BEGIN The data

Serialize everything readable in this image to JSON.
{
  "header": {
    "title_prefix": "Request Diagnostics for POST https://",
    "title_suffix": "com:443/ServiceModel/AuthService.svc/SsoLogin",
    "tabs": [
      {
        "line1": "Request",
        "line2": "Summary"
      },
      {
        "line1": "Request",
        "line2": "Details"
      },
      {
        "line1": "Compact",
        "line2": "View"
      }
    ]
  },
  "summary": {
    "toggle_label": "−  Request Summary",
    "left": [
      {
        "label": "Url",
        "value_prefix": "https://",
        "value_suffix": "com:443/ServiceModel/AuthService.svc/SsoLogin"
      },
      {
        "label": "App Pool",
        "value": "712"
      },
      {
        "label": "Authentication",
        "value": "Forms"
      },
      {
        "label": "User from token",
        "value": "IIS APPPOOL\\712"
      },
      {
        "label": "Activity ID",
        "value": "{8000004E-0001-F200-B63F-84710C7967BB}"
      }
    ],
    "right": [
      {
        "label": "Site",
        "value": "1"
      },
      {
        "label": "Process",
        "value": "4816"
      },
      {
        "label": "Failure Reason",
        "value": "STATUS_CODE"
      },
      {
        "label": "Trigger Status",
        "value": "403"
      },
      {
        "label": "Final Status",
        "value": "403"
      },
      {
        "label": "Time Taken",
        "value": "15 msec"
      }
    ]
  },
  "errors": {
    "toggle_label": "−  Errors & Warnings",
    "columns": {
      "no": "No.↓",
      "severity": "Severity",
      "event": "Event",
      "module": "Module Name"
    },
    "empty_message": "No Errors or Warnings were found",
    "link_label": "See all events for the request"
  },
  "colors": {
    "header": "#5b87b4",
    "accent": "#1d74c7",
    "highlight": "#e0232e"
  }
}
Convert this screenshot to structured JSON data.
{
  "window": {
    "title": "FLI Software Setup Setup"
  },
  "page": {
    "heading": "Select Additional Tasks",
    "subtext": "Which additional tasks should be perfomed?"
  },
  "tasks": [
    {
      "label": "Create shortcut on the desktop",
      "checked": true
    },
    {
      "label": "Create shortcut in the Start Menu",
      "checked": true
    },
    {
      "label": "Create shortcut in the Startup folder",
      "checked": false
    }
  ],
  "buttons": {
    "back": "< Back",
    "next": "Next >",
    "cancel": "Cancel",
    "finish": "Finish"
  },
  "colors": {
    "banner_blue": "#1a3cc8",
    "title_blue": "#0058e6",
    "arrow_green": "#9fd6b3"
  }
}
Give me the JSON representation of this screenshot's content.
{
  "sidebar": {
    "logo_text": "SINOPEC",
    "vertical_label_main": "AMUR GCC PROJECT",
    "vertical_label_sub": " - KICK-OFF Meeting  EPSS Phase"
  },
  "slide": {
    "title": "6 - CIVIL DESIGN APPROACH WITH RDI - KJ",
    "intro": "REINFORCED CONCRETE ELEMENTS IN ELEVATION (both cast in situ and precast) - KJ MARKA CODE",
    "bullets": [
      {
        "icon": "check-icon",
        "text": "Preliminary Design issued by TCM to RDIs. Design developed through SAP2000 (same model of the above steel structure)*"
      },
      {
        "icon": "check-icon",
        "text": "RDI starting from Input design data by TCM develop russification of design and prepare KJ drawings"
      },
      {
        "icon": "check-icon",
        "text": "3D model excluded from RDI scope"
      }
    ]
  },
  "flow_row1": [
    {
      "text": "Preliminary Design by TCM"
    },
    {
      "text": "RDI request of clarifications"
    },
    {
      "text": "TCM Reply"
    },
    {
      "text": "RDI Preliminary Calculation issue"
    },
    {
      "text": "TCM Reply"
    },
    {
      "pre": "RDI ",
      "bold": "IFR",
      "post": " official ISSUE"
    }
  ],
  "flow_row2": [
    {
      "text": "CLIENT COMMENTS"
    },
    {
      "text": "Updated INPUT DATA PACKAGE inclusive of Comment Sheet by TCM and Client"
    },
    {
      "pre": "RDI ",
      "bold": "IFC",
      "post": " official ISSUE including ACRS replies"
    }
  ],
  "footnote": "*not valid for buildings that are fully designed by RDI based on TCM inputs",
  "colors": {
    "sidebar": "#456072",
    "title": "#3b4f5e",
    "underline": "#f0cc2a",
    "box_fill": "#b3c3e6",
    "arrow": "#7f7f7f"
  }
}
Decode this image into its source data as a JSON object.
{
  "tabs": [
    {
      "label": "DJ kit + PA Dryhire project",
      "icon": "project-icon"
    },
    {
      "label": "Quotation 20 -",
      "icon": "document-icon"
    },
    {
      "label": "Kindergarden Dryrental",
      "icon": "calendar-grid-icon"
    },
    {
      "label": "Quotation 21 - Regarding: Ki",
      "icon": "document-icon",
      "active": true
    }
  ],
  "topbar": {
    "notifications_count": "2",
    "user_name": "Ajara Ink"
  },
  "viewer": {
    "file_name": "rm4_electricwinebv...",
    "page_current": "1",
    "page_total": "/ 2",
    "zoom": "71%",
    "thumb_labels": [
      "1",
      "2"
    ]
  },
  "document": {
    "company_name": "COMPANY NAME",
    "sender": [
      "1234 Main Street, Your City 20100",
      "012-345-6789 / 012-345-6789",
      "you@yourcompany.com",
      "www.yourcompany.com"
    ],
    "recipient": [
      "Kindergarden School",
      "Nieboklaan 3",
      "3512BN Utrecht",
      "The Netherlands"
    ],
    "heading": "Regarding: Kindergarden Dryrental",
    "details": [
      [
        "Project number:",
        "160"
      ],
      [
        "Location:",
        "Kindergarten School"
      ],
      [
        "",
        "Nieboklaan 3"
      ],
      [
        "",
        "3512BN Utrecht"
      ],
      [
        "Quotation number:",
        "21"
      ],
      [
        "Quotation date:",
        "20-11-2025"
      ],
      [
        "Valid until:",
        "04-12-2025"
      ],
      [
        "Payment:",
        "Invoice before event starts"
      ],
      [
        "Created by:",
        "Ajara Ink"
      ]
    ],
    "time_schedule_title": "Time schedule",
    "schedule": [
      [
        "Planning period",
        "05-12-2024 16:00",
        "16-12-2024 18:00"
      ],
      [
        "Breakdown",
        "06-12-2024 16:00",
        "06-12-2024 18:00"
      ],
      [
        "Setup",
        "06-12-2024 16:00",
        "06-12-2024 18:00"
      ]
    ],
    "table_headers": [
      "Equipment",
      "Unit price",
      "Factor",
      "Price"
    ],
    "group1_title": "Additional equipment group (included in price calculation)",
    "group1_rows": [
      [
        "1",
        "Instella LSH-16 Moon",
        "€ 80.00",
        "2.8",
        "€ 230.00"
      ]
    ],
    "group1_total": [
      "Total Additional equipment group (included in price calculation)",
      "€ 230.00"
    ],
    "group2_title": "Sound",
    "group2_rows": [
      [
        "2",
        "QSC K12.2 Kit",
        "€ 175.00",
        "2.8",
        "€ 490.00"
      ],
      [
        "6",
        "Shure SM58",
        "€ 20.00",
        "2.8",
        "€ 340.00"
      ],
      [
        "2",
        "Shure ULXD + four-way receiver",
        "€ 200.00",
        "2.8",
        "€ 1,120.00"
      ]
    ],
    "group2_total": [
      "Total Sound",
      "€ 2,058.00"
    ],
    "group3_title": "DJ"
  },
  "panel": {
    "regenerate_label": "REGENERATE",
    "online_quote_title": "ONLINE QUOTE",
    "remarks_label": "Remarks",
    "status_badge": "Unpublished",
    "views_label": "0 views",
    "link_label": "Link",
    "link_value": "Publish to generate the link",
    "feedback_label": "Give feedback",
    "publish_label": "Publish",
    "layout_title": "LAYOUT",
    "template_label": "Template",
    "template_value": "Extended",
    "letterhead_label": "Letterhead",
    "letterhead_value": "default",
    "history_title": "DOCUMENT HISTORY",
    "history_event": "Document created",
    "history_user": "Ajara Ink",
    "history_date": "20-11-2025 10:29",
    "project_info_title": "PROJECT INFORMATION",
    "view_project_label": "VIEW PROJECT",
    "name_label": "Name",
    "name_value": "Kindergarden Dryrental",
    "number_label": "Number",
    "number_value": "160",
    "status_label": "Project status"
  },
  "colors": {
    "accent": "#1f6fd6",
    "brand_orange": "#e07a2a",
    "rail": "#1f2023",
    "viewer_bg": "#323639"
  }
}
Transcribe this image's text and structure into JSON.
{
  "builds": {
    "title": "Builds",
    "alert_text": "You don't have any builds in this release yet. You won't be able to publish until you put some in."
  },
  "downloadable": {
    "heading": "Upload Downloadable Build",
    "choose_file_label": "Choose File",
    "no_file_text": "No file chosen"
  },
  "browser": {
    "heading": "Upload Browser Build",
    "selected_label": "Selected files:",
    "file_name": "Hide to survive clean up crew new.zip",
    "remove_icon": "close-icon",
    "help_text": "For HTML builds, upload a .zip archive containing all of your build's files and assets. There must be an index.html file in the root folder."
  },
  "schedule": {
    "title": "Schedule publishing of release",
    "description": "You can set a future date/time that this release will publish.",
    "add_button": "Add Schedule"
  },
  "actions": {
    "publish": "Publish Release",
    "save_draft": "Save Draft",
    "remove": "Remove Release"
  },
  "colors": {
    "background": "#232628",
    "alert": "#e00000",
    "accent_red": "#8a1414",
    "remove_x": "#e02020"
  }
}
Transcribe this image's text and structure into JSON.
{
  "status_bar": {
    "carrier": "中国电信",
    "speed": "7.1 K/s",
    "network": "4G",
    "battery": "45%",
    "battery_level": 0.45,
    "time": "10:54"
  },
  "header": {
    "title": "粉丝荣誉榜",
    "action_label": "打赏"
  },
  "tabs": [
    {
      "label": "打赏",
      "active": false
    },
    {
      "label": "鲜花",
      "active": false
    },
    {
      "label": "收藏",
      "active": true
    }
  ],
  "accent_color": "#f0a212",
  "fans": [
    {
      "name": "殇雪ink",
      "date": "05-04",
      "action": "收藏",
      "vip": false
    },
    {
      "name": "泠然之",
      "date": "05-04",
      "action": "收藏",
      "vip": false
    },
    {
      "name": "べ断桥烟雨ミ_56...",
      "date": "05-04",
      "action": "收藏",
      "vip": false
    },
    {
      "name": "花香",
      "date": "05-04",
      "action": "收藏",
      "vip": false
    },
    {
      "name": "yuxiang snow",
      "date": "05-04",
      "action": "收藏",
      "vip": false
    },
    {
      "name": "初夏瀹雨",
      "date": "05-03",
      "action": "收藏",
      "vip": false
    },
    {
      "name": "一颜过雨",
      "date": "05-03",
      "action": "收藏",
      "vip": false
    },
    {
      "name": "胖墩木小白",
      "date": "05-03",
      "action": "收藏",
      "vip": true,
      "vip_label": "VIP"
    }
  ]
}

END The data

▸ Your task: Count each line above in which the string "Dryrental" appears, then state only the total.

▸ Exercise answer: 3